FixYourBrowser.com - Fix Browser problems for free! Hola. SecurityEngineering/Public Key Pinning. Background Public Key Pinning is a mechanism for sites to specify which certificate authorities have issued valid certs for that site, and for user-agents to reject TLS connections to those sites if the certificate is not issued by a known-good CA.
Public key pinning prevents man-in-the-middle attacks due to rogue CAs not on the site's list (see the Diginotar attack which Chrome detected and we did not: The feature binds a set of hashes public keys to a domain name such that when connecting to a site using TLS the browser ensures that there is an intersection between the public keys in the computed trust chain and the set of fingerprints associated with that domain.
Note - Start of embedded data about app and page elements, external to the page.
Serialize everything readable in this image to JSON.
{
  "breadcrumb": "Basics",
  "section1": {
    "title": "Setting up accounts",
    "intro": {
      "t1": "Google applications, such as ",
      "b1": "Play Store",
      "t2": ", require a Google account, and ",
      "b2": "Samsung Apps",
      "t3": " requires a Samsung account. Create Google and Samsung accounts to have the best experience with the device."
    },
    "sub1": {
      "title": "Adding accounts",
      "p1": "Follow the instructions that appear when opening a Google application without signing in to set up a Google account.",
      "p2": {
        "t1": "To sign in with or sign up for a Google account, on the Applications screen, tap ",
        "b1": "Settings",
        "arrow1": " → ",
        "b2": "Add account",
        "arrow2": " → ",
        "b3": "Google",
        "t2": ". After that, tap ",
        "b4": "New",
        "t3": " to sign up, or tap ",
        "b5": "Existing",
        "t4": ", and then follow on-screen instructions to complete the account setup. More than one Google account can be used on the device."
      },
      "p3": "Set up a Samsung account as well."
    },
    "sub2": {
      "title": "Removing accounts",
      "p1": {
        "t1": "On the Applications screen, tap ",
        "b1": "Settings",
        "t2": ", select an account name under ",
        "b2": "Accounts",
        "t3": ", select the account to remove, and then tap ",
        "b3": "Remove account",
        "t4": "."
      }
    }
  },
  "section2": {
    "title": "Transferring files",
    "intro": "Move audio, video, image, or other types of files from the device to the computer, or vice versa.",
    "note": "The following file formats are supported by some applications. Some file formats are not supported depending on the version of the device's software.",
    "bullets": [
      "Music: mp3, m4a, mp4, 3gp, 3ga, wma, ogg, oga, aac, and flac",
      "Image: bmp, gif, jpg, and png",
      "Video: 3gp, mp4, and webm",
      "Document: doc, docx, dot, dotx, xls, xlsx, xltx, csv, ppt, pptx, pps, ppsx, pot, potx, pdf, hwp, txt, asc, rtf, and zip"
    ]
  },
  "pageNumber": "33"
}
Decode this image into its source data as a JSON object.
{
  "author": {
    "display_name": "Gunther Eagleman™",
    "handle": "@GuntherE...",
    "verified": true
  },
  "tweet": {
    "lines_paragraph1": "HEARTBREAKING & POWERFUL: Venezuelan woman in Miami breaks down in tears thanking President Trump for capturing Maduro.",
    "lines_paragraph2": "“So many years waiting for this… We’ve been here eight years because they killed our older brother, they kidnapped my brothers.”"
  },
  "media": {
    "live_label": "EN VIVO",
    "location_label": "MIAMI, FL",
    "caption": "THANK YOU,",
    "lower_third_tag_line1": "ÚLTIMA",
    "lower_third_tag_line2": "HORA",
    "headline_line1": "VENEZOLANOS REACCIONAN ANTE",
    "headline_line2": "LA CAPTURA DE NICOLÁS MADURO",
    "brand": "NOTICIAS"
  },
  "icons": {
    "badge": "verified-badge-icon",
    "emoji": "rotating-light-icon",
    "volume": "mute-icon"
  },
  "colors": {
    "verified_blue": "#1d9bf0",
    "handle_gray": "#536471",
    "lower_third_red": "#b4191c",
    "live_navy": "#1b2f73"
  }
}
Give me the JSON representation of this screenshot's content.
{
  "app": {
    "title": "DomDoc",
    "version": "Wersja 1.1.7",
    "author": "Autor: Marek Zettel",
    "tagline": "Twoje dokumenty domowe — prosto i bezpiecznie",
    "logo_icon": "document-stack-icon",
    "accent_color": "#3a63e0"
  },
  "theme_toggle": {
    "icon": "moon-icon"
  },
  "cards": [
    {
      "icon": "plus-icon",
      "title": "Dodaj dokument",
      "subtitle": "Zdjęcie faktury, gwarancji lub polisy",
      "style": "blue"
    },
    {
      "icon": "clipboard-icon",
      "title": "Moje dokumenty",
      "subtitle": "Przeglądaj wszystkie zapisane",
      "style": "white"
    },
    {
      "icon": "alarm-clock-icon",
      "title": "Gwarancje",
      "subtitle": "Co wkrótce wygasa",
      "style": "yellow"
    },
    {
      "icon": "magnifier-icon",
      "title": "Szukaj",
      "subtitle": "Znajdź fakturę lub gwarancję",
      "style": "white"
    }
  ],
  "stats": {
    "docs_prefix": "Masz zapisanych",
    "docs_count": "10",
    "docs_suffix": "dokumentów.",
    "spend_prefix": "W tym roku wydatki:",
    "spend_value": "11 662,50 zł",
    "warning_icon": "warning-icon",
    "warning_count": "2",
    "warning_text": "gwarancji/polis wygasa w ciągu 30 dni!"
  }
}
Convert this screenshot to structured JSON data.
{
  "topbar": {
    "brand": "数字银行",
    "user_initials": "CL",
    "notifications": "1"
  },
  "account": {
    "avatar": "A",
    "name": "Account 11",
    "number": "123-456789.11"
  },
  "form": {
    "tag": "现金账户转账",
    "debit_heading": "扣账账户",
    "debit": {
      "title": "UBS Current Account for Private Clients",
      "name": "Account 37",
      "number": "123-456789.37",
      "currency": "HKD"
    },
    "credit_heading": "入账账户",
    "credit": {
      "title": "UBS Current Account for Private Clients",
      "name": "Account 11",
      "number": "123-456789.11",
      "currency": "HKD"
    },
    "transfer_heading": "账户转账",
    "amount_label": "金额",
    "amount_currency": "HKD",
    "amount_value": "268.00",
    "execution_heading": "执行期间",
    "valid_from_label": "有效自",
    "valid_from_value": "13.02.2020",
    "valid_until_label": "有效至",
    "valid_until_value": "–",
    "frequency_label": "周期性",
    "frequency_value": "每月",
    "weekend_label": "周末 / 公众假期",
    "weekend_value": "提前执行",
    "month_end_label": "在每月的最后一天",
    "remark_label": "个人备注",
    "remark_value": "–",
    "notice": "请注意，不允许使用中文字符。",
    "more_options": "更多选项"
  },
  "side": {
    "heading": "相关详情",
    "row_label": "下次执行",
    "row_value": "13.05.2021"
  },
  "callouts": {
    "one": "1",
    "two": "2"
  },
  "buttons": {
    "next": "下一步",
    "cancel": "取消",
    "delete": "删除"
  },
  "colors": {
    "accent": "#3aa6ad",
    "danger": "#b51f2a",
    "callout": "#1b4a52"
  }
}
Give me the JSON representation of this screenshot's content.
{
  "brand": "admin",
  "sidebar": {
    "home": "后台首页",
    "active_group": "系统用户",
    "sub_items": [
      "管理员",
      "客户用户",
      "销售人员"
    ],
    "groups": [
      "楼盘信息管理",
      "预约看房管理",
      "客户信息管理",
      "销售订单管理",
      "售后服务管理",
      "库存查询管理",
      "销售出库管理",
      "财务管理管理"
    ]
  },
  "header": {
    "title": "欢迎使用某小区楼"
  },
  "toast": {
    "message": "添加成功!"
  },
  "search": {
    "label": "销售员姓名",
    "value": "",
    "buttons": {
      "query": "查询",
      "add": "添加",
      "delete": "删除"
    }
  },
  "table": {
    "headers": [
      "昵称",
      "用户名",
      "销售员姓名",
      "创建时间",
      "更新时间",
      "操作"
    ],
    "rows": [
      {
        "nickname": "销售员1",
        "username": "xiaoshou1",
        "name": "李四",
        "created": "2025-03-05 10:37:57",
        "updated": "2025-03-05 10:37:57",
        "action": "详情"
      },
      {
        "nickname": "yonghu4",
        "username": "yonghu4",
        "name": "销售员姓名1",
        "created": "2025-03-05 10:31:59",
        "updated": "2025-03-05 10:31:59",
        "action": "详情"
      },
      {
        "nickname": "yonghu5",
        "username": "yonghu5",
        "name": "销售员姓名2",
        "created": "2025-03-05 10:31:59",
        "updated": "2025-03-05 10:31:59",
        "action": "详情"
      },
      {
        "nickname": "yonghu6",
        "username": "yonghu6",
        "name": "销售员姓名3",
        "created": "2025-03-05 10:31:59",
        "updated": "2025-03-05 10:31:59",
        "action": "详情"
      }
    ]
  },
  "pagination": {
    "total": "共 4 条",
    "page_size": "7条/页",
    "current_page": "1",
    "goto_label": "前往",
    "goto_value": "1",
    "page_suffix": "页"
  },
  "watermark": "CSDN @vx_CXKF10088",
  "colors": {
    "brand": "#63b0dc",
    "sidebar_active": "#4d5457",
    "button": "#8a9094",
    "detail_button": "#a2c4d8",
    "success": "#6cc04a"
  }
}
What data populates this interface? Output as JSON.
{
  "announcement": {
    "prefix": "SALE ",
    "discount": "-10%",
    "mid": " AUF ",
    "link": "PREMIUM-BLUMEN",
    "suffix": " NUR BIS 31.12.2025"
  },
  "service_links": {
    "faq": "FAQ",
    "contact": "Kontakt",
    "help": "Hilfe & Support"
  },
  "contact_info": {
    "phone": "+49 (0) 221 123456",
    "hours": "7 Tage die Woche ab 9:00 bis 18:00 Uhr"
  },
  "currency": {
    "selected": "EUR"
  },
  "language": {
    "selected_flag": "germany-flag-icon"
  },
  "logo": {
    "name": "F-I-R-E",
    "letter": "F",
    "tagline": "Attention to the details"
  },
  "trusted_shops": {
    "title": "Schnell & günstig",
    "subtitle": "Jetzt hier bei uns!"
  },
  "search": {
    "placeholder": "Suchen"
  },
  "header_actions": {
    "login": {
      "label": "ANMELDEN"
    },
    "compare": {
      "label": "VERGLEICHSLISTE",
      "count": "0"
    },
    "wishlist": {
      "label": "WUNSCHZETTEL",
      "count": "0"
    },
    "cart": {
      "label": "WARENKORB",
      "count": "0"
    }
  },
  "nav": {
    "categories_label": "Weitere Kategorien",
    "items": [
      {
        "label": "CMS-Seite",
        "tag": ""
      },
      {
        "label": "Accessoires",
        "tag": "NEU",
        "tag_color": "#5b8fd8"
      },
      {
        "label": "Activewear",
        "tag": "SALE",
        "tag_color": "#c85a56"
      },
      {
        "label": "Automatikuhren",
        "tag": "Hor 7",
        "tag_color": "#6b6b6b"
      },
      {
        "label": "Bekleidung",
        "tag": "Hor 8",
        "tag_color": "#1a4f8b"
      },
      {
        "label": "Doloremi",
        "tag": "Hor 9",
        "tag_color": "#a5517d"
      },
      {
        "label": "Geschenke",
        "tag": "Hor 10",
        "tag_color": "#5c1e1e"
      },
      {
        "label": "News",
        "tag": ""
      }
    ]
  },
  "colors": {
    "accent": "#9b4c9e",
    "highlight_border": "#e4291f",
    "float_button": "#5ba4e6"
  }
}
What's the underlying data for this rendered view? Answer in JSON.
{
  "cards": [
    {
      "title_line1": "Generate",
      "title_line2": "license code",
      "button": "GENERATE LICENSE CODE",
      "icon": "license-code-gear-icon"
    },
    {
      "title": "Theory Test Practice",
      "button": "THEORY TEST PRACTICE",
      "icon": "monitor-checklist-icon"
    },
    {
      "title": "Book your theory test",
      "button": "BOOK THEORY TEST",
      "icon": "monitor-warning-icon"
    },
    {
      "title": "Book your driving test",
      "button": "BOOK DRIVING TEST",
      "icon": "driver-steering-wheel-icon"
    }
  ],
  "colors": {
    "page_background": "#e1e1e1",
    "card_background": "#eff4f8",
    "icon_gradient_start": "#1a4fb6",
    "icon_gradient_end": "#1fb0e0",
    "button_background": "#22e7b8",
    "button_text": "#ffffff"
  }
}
This check is done during the certificate verification phase of the connection, before any data is sent or processed by the browser. In particular we are pinning the sha256 digest of the der encoded subject public key info. Implementation status We will: New sites pinned in Firefox 32 New sites pinned in Firefox 33 0. Print Friendly & PDF. Internote: Stick Notes To Web Pages. If you love sticky notes for Windows 7 then you might need a more useful version of sticky notes that lives right in your browser.
Internote is a Firefox addon that allows you to stick notes to web pages. You can save notes on websites so you can see them again once you return. Internote works just like a desktop app that integrates with Firefox. You can move notes, resize, change colors, and also import and export. The options window helps you manage all your notes at once.
Internote is an awesome tool that makes it easy to stick notes anywhere – very useful for remote workers who rely on lots of websites for work. Features: Sticky notes for web pages. Check out Internote @ addons.mozilla.org/en-US/firefox/addon/2011. iZito (5 search angine at once) Home Alles over iZito De kracht van iZito.
Firefox Add-On Collusion Shows Who's Tracking You Online. If you're concerned about advertisers tracking you across the Web, Mozilla can now help you see exactly who's following you online with a new experimental Firefox add-on called Collusion.
The browser extension creates a real-time graph of all the tracking cookies being deposited on your browser as you move around the Web. The add-on can differentiate between behavioral tracking (cookies that record links you click on, what content you view, searches you make on a site, etc.) and other potential tracking cookies. Collusion's graph also makes it easy to see which sites are using the same behavioral tracking advertisers. Collusion was originally developed as an independent project by Mozilla engineer Atul Varma. Mozilla is now developing the add-on with the support of the Ford Foundation. Getting started After you've installed Collusion from Mozilla's Firefox add-ons gallery you have to enable it by clicking on Tools>Add-ons>Extensions and then click "Enable" next to Collusion.